• Excerpts from a dataset:

+++++

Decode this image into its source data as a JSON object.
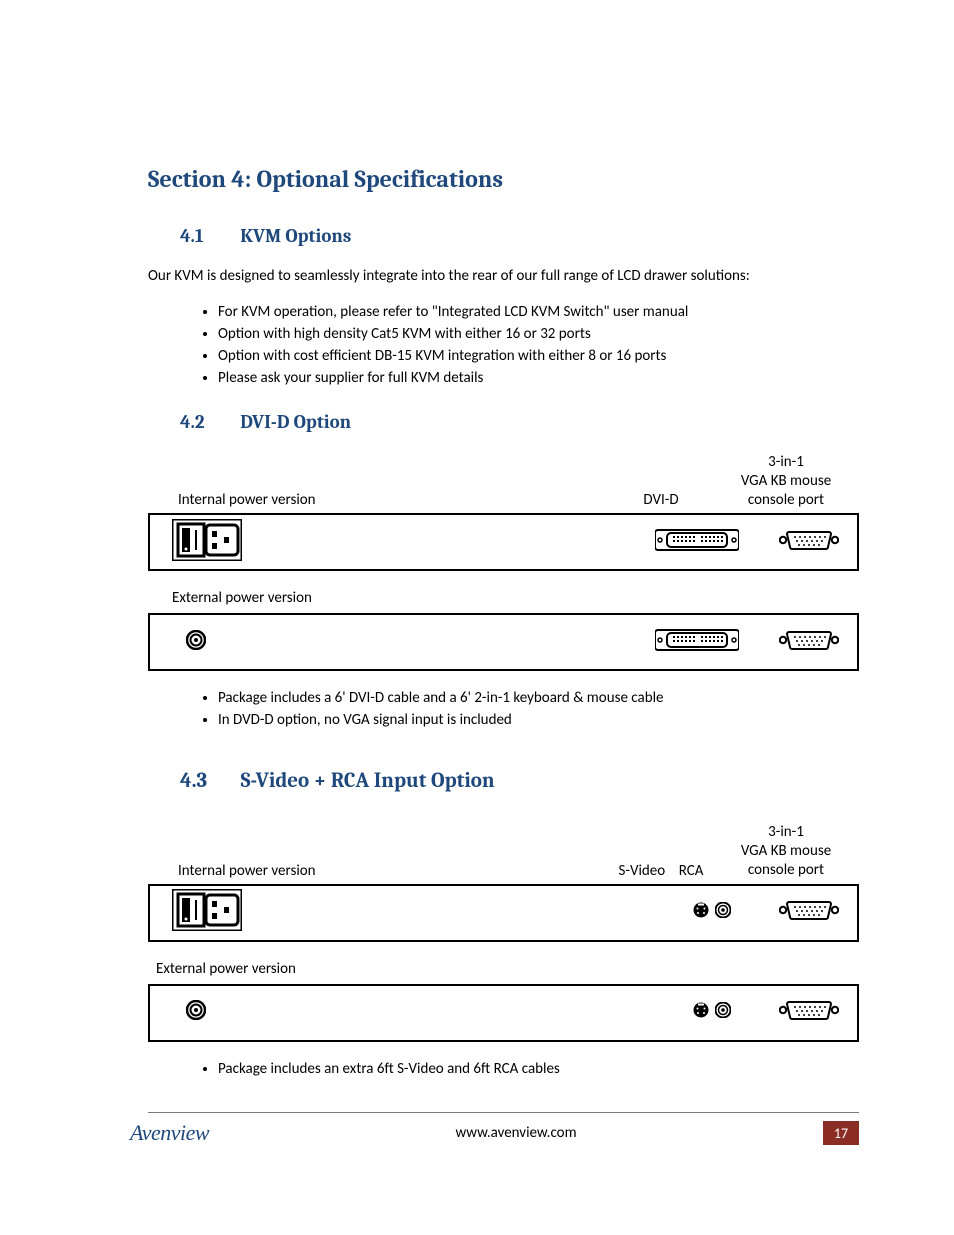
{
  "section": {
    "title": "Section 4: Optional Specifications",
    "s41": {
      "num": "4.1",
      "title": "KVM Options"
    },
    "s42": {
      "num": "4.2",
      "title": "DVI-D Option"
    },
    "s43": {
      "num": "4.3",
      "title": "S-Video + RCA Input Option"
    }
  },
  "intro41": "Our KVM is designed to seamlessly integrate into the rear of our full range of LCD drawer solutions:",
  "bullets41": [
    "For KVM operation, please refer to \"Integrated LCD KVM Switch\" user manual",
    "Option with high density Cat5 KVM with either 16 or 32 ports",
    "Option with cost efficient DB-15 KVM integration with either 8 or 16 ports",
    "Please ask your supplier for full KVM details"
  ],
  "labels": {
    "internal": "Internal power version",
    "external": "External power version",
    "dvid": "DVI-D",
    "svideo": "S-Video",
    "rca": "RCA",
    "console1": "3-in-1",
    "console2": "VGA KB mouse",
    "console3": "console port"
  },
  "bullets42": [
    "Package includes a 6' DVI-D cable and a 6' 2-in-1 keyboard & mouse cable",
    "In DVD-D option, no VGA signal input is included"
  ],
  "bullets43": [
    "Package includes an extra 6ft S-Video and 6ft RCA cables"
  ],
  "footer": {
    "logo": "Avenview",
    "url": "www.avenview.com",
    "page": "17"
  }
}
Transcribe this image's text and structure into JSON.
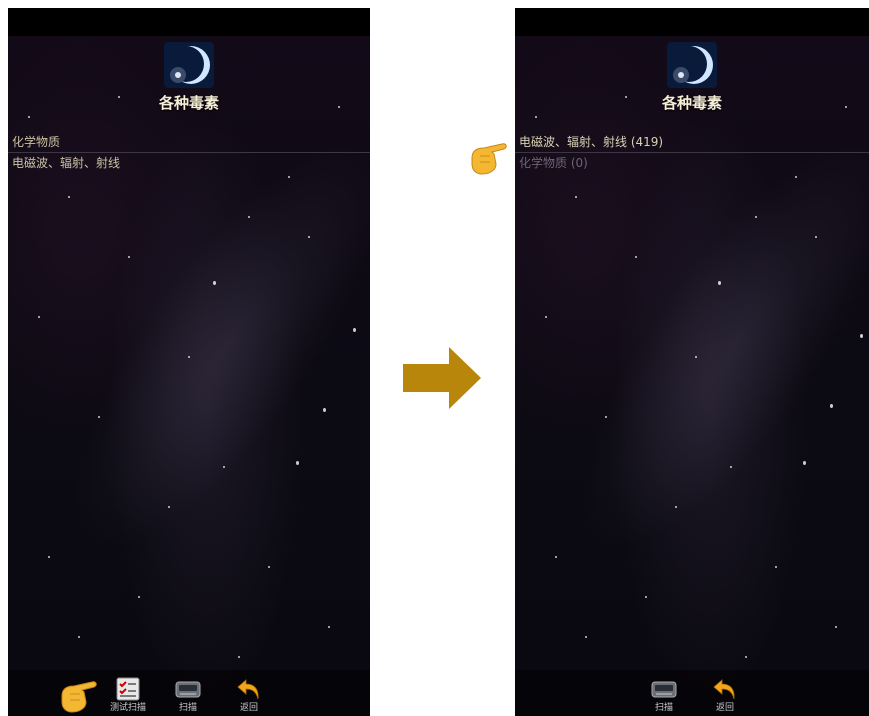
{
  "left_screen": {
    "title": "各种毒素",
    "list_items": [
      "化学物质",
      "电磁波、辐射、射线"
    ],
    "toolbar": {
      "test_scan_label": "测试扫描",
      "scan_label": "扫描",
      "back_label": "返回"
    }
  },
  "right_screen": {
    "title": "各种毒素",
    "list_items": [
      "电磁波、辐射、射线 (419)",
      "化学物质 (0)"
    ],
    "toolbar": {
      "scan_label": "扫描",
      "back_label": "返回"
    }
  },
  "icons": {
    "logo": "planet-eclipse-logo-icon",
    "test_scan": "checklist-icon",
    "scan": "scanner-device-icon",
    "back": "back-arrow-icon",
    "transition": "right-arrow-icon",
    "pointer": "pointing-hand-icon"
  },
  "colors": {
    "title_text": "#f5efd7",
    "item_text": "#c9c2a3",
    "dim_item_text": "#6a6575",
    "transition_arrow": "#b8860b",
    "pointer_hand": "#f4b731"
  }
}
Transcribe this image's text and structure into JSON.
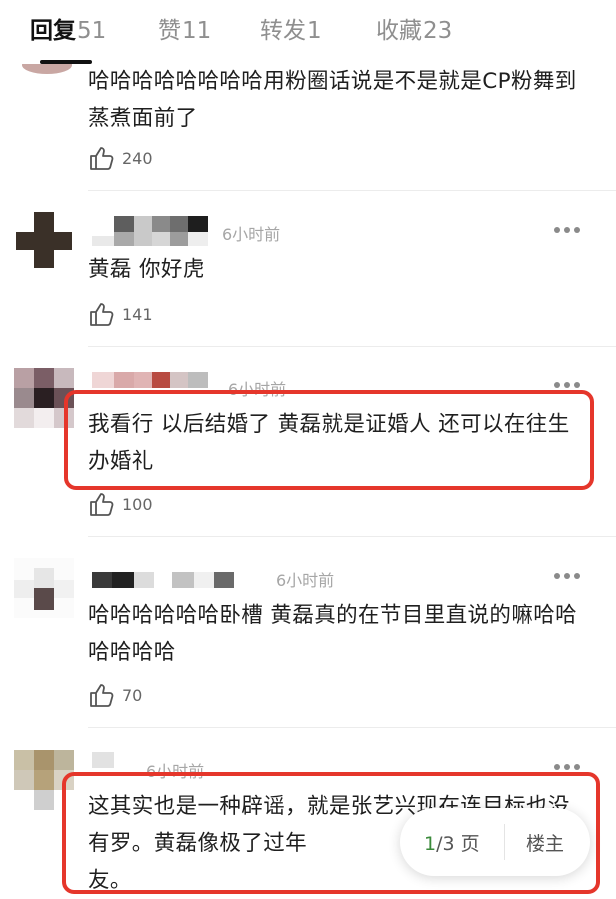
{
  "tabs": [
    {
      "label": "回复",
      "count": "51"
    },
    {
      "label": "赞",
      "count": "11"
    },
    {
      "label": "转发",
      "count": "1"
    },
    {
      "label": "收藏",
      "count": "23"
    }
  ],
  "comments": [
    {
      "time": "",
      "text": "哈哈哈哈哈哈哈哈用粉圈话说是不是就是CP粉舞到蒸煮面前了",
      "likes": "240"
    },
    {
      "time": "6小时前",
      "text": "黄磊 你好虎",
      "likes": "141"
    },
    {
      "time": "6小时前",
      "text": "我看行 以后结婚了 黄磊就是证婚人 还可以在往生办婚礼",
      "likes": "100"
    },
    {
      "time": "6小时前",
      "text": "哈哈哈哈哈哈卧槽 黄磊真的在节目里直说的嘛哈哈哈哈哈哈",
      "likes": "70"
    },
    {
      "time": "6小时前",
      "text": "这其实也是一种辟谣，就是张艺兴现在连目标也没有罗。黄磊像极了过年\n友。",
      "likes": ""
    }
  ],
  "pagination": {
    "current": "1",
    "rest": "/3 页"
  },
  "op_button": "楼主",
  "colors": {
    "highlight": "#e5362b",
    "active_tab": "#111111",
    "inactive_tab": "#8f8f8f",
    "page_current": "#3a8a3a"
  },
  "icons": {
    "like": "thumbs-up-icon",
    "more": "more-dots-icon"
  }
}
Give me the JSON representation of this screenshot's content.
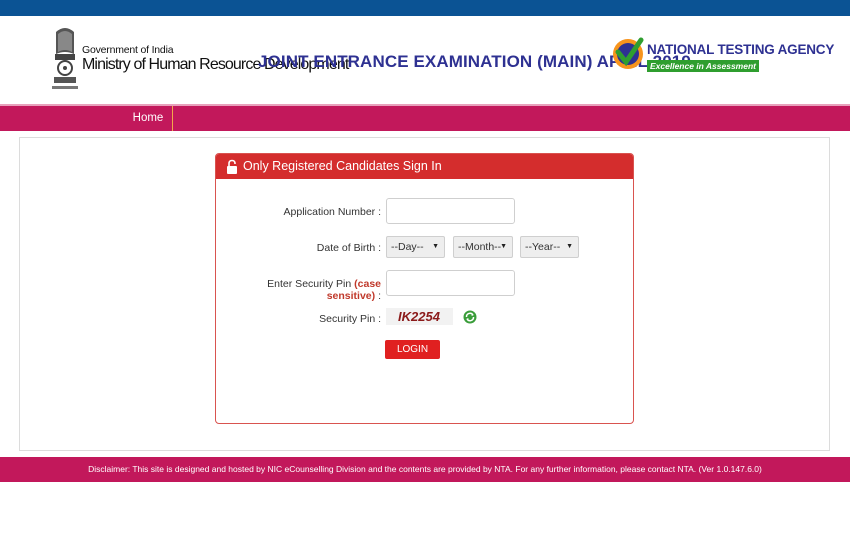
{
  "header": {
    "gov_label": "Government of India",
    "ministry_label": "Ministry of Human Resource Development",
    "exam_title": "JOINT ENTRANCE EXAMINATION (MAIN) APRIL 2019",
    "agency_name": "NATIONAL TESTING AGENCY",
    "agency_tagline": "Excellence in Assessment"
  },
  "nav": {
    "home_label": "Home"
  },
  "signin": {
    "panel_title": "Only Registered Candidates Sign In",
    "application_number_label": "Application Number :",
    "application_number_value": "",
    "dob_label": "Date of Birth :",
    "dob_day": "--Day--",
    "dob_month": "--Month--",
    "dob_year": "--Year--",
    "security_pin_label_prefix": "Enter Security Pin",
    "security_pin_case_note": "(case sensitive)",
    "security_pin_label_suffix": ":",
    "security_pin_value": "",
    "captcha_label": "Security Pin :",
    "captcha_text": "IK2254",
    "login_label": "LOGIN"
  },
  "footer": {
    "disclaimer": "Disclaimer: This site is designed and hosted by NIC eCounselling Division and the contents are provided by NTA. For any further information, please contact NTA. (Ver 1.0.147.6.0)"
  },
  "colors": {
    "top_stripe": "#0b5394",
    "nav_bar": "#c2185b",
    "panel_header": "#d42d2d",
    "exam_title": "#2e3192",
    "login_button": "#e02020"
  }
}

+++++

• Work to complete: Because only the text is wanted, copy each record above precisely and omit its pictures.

• Result below:
Decode this image into its source data as a JSON object.
{
  "section": {
    "title": "Section 4: Optional Specifications",
    "s41": {
      "num": "4.1",
      "title": "KVM Options"
    },
    "s42": {
      "num": "4.2",
      "title": "DVI-D Option"
    },
    "s43": {
      "num": "4.3",
      "title": "S-Video + RCA Input Option"
    }
  },
  "intro41": "Our KVM is designed to seamlessly integrate into the rear of our full range of LCD drawer solutions:",
  "bullets41": [
    "For KVM operation, please refer to \"Integrated LCD KVM Switch\" user manual",
    "Option with high density Cat5 KVM with either 16 or 32 ports",
    "Option with cost efficient DB-15 KVM integration with either 8 or 16 ports",
    "Please ask your supplier for full KVM details"
  ],
  "labels": {
    "internal": "Internal power version",
    "external": "External power version",
    "dvid": "DVI-D",
    "svideo": "S-Video",
    "rca": "RCA",
    "console1": "3-in-1",
    "console2": "VGA KB mouse",
    "console3": "console port"
  },
  "bullets42": [
    "Package includes a 6' DVI-D cable and a 6' 2-in-1 keyboard & mouse cable",
    "In DVD-D option, no VGA signal input is included"
  ],
  "bullets43": [
    "Package includes an extra 6ft S-Video and 6ft RCA cables"
  ],
  "footer": {
    "logo": "Avenview",
    "url": "www.avenview.com",
    "page": "17"
  }
}
Transcribe this image's text and structure into JSON.
{
  "left_screen": {
    "title": "各种毒素",
    "list_items": [
      "化学物质",
      "电磁波、辐射、射线"
    ],
    "toolbar": {
      "test_scan_label": "测试扫描",
      "scan_label": "扫描",
      "back_label": "返回"
    }
  },
  "right_screen": {
    "title": "各种毒素",
    "list_items": [
      "电磁波、辐射、射线 (419)",
      "化学物质 (0)"
    ],
    "toolbar": {
      "scan_label": "扫描",
      "back_label": "返回"
    }
  },
  "icons": {
    "logo": "planet-eclipse-logo-icon",
    "test_scan": "checklist-icon",
    "scan": "scanner-device-icon",
    "back": "back-arrow-icon",
    "transition": "right-arrow-icon",
    "pointer": "pointing-hand-icon"
  },
  "colors": {
    "title_text": "#f5efd7",
    "item_text": "#c9c2a3",
    "dim_item_text": "#6a6575",
    "transition_arrow": "#b8860b",
    "pointer_hand": "#f4b731"
  }
}
Transcribe this image's text and structure into JSON.
{
  "tabs": [
    {
      "label": "回复",
      "count": "51"
    },
    {
      "label": "赞",
      "count": "11"
    },
    {
      "label": "转发",
      "count": "1"
    },
    {
      "label": "收藏",
      "count": "23"
    }
  ],
  "comments": [
    {
      "time": "",
      "text": "哈哈哈哈哈哈哈哈用粉圈话说是不是就是CP粉舞到蒸煮面前了",
      "likes": "240"
    },
    {
      "time": "6小时前",
      "text": "黄磊 你好虎",
      "likes": "141"
    },
    {
      "time": "6小时前",
      "text": "我看行 以后结婚了 黄磊就是证婚人 还可以在往生办婚礼",
      "likes": "100"
    },
    {
      "time": "6小时前",
      "text": "哈哈哈哈哈哈卧槽 黄磊真的在节目里直说的嘛哈哈哈哈哈哈",
      "likes": "70"
    },
    {
      "time": "6小时前",
      "text": "这其实也是一种辟谣，就是张艺兴现在连目标也没有罗。黄磊像极了过年\n友。",
      "likes": ""
    }
  ],
  "pagination": {
    "current": "1",
    "rest": "/3 页"
  },
  "op_button": "楼主",
  "colors": {
    "highlight": "#e5362b",
    "active_tab": "#111111",
    "inactive_tab": "#8f8f8f",
    "page_current": "#3a8a3a"
  },
  "icons": {
    "like": "thumbs-up-icon",
    "more": "more-dots-icon"
  }
}
Give me the JSON representation of this screenshot's content.
{
  "header": {
    "gov_label": "Government of India",
    "ministry_label": "Ministry of Human Resource Development",
    "exam_title": "JOINT ENTRANCE EXAMINATION (MAIN) APRIL 2019",
    "agency_name": "NATIONAL TESTING AGENCY",
    "agency_tagline": "Excellence in Assessment"
  },
  "nav": {
    "home_label": "Home"
  },
  "signin": {
    "panel_title": "Only Registered Candidates Sign In",
    "application_number_label": "Application Number :",
    "application_number_value": "",
    "dob_label": "Date of Birth :",
    "dob_day": "--Day--",
    "dob_month": "--Month--",
    "dob_year": "--Year--",
    "security_pin_label_prefix": "Enter Security Pin",
    "security_pin_case_note": "(case sensitive)",
    "security_pin_label_suffix": ":",
    "security_pin_value": "",
    "captcha_label": "Security Pin :",
    "captcha_text": "IK2254",
    "login_label": "LOGIN"
  },
  "footer": {
    "disclaimer": "Disclaimer: This site is designed and hosted by NIC eCounselling Division and the contents are provided by NTA. For any further information, please contact NTA. (Ver 1.0.147.6.0)"
  },
  "colors": {
    "top_stripe": "#0b5394",
    "nav_bar": "#c2185b",
    "panel_header": "#d42d2d",
    "exam_title": "#2e3192",
    "login_button": "#e02020"
  }
}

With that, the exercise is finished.